What you produce should be every line from the data that includes "quiz".

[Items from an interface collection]
Content starts

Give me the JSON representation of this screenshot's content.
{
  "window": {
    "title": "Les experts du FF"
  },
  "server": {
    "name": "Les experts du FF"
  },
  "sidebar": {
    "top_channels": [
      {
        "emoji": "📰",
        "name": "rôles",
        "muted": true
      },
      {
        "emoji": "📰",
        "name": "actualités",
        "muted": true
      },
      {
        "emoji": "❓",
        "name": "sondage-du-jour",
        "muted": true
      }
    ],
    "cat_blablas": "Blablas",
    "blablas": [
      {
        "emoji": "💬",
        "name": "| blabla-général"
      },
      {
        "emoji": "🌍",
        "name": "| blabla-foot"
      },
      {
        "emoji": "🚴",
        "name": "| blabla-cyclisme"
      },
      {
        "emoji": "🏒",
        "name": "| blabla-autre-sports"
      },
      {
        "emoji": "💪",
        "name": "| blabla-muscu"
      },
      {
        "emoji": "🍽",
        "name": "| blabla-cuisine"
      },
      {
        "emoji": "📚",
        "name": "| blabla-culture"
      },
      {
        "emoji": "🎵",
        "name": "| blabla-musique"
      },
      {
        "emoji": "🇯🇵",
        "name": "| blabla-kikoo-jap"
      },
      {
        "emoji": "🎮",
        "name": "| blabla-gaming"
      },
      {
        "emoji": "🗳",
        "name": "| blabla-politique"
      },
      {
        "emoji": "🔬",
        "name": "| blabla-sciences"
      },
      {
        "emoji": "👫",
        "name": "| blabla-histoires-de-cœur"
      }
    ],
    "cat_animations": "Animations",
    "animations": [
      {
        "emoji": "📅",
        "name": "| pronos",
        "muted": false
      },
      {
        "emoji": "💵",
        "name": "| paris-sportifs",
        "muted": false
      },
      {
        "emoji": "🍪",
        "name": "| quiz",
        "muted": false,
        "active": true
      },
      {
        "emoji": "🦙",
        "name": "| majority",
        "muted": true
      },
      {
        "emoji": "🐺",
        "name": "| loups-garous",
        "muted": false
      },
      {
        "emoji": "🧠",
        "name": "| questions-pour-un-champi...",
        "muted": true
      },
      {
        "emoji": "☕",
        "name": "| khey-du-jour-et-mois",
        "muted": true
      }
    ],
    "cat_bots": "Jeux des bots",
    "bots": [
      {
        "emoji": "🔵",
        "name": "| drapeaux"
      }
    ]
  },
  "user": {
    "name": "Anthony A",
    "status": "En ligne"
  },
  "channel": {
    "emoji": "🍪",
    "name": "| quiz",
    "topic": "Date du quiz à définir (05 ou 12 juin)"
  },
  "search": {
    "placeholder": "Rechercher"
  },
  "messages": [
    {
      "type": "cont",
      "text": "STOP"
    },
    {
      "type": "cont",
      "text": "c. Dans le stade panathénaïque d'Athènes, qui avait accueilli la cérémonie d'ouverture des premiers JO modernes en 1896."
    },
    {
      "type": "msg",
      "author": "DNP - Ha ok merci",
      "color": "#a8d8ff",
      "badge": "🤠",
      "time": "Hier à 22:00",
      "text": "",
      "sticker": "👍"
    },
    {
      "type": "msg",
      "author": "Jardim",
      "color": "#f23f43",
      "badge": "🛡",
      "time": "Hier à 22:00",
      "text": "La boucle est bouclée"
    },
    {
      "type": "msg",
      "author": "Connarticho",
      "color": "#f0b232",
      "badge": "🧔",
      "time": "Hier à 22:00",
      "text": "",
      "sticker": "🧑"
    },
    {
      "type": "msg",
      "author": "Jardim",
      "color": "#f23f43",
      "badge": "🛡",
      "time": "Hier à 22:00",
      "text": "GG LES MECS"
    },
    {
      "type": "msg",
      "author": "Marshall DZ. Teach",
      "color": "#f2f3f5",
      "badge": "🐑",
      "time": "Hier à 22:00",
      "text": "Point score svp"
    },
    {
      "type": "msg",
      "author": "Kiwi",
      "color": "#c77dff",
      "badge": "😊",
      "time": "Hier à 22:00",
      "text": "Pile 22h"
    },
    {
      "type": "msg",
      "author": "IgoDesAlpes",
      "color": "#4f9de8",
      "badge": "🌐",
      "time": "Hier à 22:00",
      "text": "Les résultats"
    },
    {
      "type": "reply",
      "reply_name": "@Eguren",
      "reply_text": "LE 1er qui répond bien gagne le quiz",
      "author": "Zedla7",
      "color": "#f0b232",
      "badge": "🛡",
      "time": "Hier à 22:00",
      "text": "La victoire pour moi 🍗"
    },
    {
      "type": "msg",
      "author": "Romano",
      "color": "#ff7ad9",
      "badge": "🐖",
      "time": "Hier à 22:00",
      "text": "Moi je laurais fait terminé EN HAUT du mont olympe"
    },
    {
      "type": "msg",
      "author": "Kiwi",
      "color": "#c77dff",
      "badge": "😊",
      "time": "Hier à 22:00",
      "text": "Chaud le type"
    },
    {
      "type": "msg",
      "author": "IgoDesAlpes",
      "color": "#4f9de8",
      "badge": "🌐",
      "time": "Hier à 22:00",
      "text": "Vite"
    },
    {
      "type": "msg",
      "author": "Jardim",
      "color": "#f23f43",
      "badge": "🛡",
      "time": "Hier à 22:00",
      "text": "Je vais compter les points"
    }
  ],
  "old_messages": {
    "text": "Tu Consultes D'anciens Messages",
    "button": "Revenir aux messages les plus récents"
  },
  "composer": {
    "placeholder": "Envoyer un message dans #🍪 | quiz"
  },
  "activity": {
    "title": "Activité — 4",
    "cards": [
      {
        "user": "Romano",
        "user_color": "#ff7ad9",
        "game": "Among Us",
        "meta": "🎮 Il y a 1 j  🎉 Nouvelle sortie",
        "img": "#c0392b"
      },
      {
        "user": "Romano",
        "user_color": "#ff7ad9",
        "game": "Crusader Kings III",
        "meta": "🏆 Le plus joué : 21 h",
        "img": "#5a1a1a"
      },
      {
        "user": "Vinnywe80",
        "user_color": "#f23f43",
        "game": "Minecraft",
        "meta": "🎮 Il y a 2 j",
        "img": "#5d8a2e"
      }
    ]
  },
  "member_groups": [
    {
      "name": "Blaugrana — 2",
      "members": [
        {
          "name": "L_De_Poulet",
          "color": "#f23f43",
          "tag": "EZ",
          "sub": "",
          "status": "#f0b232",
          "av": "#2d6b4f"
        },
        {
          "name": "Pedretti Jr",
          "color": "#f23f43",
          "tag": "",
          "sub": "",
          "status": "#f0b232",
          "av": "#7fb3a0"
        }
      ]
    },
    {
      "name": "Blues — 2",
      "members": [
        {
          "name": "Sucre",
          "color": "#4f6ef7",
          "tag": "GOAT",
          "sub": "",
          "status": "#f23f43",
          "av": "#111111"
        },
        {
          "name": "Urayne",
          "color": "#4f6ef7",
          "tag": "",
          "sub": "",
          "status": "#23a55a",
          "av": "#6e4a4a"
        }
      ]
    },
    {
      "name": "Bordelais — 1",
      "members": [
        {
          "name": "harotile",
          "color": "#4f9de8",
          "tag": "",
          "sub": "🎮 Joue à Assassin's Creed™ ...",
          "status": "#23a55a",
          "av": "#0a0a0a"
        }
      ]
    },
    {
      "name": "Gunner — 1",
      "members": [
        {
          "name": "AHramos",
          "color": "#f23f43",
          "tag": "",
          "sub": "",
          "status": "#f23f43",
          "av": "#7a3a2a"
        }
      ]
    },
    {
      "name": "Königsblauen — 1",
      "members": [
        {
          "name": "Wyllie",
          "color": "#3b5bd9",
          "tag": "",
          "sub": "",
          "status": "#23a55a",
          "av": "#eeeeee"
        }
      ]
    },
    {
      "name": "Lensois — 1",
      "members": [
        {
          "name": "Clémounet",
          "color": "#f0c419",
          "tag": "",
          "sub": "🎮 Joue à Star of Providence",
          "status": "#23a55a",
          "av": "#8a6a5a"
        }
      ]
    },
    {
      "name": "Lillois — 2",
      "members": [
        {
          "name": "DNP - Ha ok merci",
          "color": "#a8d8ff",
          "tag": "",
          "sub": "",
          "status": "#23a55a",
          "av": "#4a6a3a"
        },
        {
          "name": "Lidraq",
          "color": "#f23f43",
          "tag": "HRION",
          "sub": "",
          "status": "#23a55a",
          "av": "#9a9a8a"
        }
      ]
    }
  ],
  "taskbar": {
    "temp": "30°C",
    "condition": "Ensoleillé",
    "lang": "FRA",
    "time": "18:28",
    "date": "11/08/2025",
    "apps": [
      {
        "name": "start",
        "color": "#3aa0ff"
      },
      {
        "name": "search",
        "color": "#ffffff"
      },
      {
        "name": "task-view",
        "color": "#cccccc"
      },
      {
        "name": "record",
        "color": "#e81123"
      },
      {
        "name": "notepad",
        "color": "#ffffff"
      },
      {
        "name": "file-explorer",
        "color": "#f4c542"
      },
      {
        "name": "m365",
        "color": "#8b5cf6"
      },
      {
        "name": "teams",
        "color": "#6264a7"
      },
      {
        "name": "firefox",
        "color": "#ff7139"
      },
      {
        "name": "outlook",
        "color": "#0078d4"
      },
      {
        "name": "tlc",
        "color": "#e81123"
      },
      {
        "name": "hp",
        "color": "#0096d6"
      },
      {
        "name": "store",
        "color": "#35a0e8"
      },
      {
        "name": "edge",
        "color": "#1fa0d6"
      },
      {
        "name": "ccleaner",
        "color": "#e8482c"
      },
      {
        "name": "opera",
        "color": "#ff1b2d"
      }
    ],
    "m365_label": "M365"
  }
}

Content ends

# Result of the task:
        "name": "| quiz",
    "name": "| quiz",
    "topic": "Date du quiz à définir (05 ou 12 juin)"
      "reply_text": "LE 1er qui répond bien gagne le quiz",
    "placeholder": "Envoyer un message dans #🍪 | quiz"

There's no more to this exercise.